Casey grew up in Yorkshire, United Kingdom, with his mother's side of the family hailing from Ireland. Moving into the junior ranks in 2023, Casey is proud to have represented Ireland in major events such as the Road European Championships last month.

His love for cycling started at a young age, developing into a passion that has brought him to top level of junior cycling. A versatile rider who can climb with the best and mix it up well in time trials, Casey has ambitions for general classification (GC) but knows that he must focus on his development in the coming years. 

Casey said: 

"For me it started with riding to school, it was always encouraged as a healthier way to get to school and where I lived is in a very rural area - the roads are very deserted - I started around 8 or 9 years old riding on my own to school. From a really young age I've always been on the bike for as transport or messing around with friends at the weekends. I got into a local club and it spiraled from there."
"For the future in terms of what rider type that I am, I'd say GC rider. I'm a capable climber, have good fatigue resistance, a competent time trialist. I think they all go well for that sort of role, but I don't think anyone's ever sure until your junior years or you've had a bit of experience at U23 level. I'd be surprised if I end up being a sprinter! You can't be sure, there's such a small market for those GC guys."

Racing in some of Europe's most prestigious junior races in 2023, Casey admits he endured a season of two halves that included some notable displays on Irish soil - including a round of the Road National Series and Ras Mumhan in Irish colours.

Casey added: 

"It's been a year of two halves. I'm not sure whether it was me doing too much or whether it's just the place you're in now in how the junior calendar works now. That first half until June or July was the better half. I did a fair bit of cycling in Ireland. I did Round One of the Road National Series, Ras Mumhan with the national team. That earlier part of the year I'd say probably doesn't suit me as much with the classics and the more flat racing, but I was just a little bit more on it."
"I got to that second part after May and I at the point with the racing where I wasn't on it. If you're not at 100 percent now, someone is. Half the field is peaking and ready to go, so if you're not part of that half quite tough racing. The end of the year wasn't as strong as the start but it was alright."

Despite a challenging second half to the season, Casey concluded 2023 with a first appearance for Ireland at a major championships at junior level, competing in the junior men's road race at the ROad European Championships late last month.

Part of an exciting crop of junior riders rising through the ranks, Casey heaped praise on his fellow Ireland teammates at the championships as well as Trofeo Saarland and Ras Mumhan earlier in the year.

In the Road European Championships, Casey raced alongside Cal Tutty, Liam O'Brien and Adam Rafferty in support of Seth Dunwoody and Oisin Ferrity in a challenging junior men's race along a tight circuit. 

Casey said:

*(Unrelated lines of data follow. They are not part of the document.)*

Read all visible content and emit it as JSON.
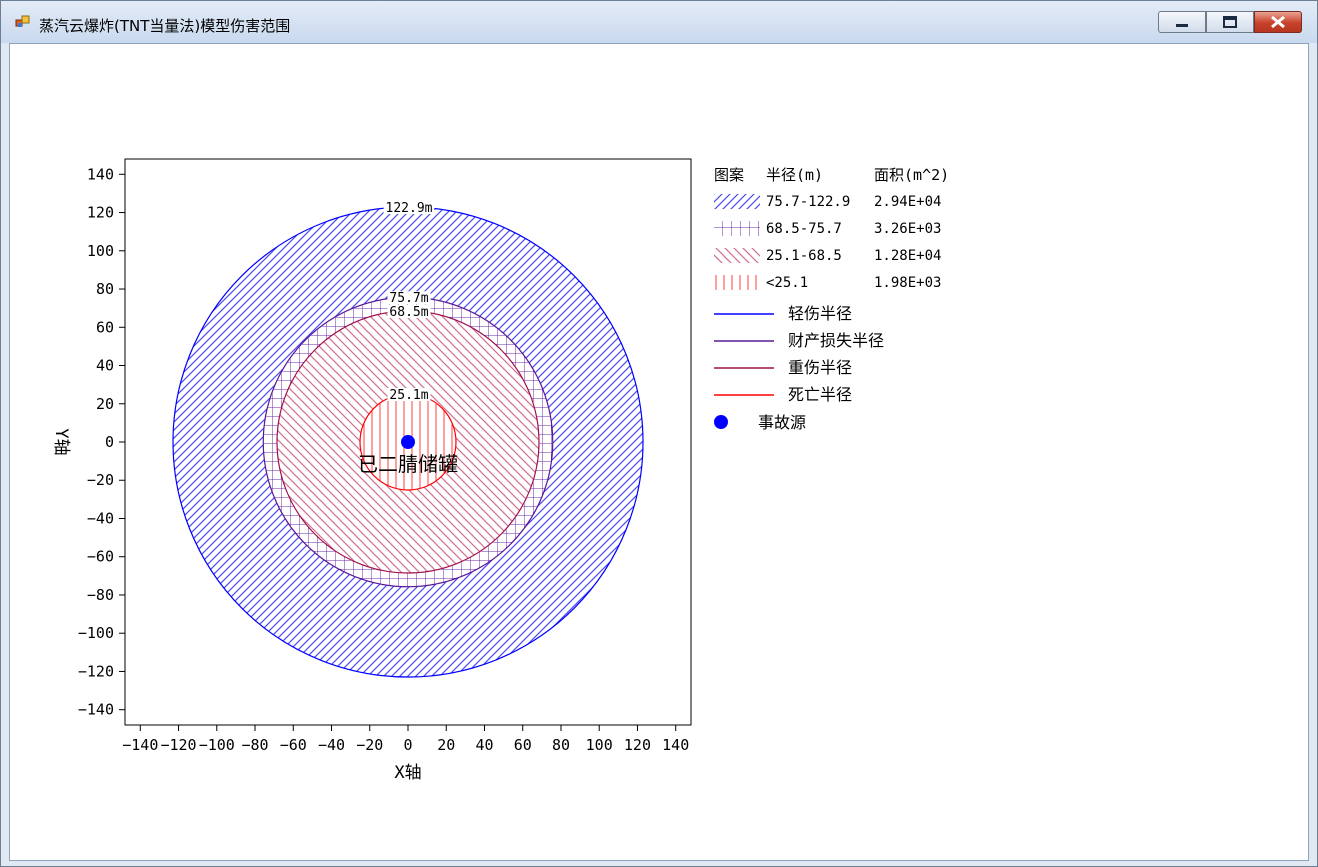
{
  "window": {
    "title": "蒸汽云爆炸(TNT当量法)模型伤害范围",
    "minimize_icon": "minimize-icon",
    "maximize_icon": "maximize-icon",
    "close_icon": "close-icon"
  },
  "chart_data": {
    "type": "scatter",
    "subtype": "concentric-damage-circles",
    "xlabel": "X轴",
    "ylabel": "Y轴",
    "xlim": [
      -148,
      148
    ],
    "ylim": [
      -148,
      148
    ],
    "xticks": [
      -140,
      -120,
      -100,
      -80,
      -60,
      -40,
      -20,
      0,
      20,
      40,
      60,
      80,
      100,
      120,
      140
    ],
    "yticks": [
      140,
      120,
      100,
      80,
      60,
      40,
      20,
      0,
      -20,
      -40,
      -60,
      -80,
      -100,
      -120,
      -140
    ],
    "source": {
      "x": 0,
      "y": 0,
      "label": "已二腈储罐",
      "color": "#0000ff"
    },
    "circles": [
      {
        "radius": 122.9,
        "label": "122.9m",
        "color": "#0000ff",
        "name": "轻伤半径"
      },
      {
        "radius": 75.7,
        "label": "75.7m",
        "color": "#5a189a",
        "name": "财产损失半径"
      },
      {
        "radius": 68.5,
        "label": "68.5m",
        "color": "#a0104a",
        "name": "重伤半径"
      },
      {
        "radius": 25.1,
        "label": "25.1m",
        "color": "#ff0000",
        "name": "死亡半径"
      }
    ],
    "legend": {
      "placement": "right",
      "headers": [
        "图案",
        "半径(m)",
        "面积(m^2)"
      ],
      "rows": [
        {
          "pattern": "forward-diagonal",
          "color": "#4a4af0",
          "range": "75.7-122.9",
          "area": "2.94E+04"
        },
        {
          "pattern": "grid",
          "color": "#6a2aa8",
          "range": "68.5-75.7",
          "area": "3.26E+03"
        },
        {
          "pattern": "back-diagonal",
          "color": "#c0407a",
          "range": "25.1-68.5",
          "area": "1.28E+04"
        },
        {
          "pattern": "vertical",
          "color": "#ff3030",
          "range": "<25.1",
          "area": "1.98E+03"
        }
      ],
      "lines": [
        {
          "label": "轻伤半径",
          "color": "#0000ff"
        },
        {
          "label": "财产损失半径",
          "color": "#5a189a"
        },
        {
          "label": "重伤半径",
          "color": "#a0104a"
        },
        {
          "label": "死亡半径",
          "color": "#ff0000"
        }
      ],
      "marker_label": "事故源"
    }
  }
}
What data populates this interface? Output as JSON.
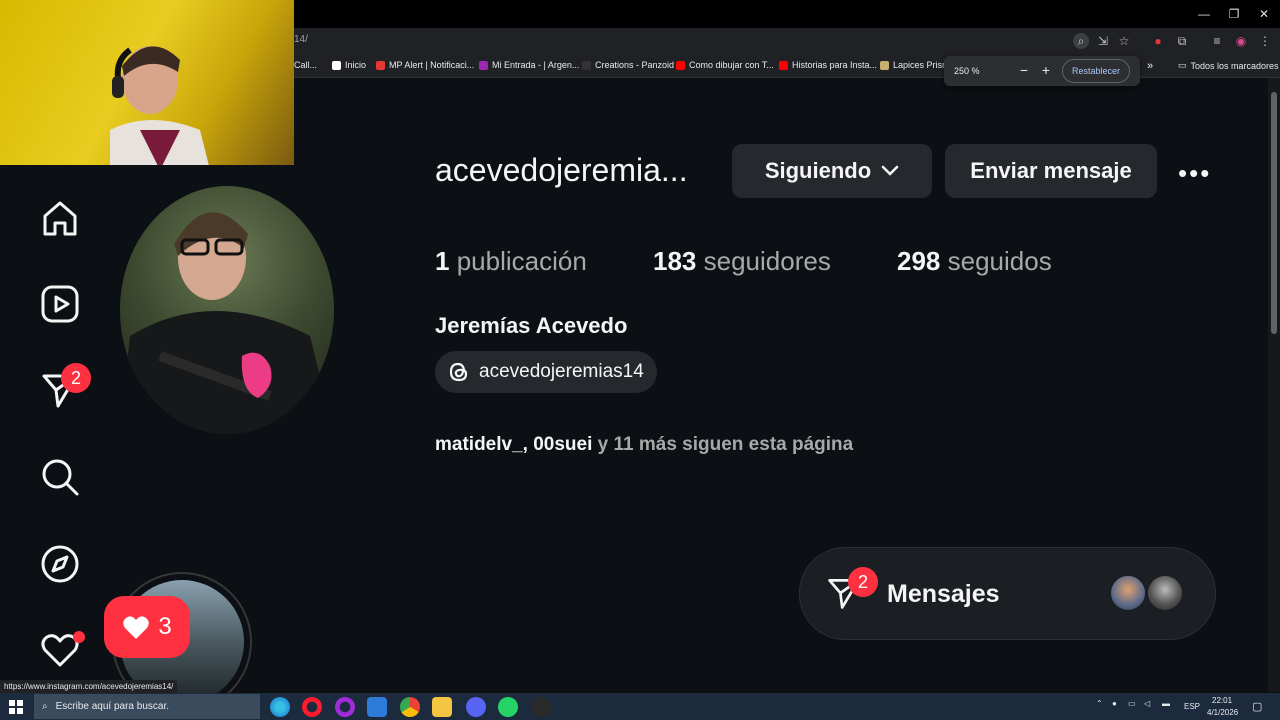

"We had a plan going into the race that we were going to look after Seth (Dunwoody) and Oisin (Ferrity) and in the end we got 26th and 30th with those two. It's a solid result, maybe not in UCI points, but a strong performance from those guys. There was a fair bit of crashing going on, Seth and Liam had front wheel punctures. It was a fair bit of work to bring them back more in that supportive role. It was a good team performance, I think afterwards everyone was reasonably happy with how we worked together."

With the 2023 season in the rearview and 2024 bringing fresh challenges and a completely new environment, Casey is relishing the opportunity to get to work as he admits an adaptation period to a new setup, environment, equipment and culture in 2024 is a change that will take some worke. Albeit a positive one. 

Casey said: 

"It's a bit of a change of environment for me. There'll definitely be an adaptation phase, but it's a step forward in terms of environment, setup and support - new coaches, equipment, staff, nutritionists, physiologists, it's the works! Working in such a professional environment with the other riders is going to take some adapting to. It's a good change."

Find out more about the Red Bull Junior Brothers Programme here.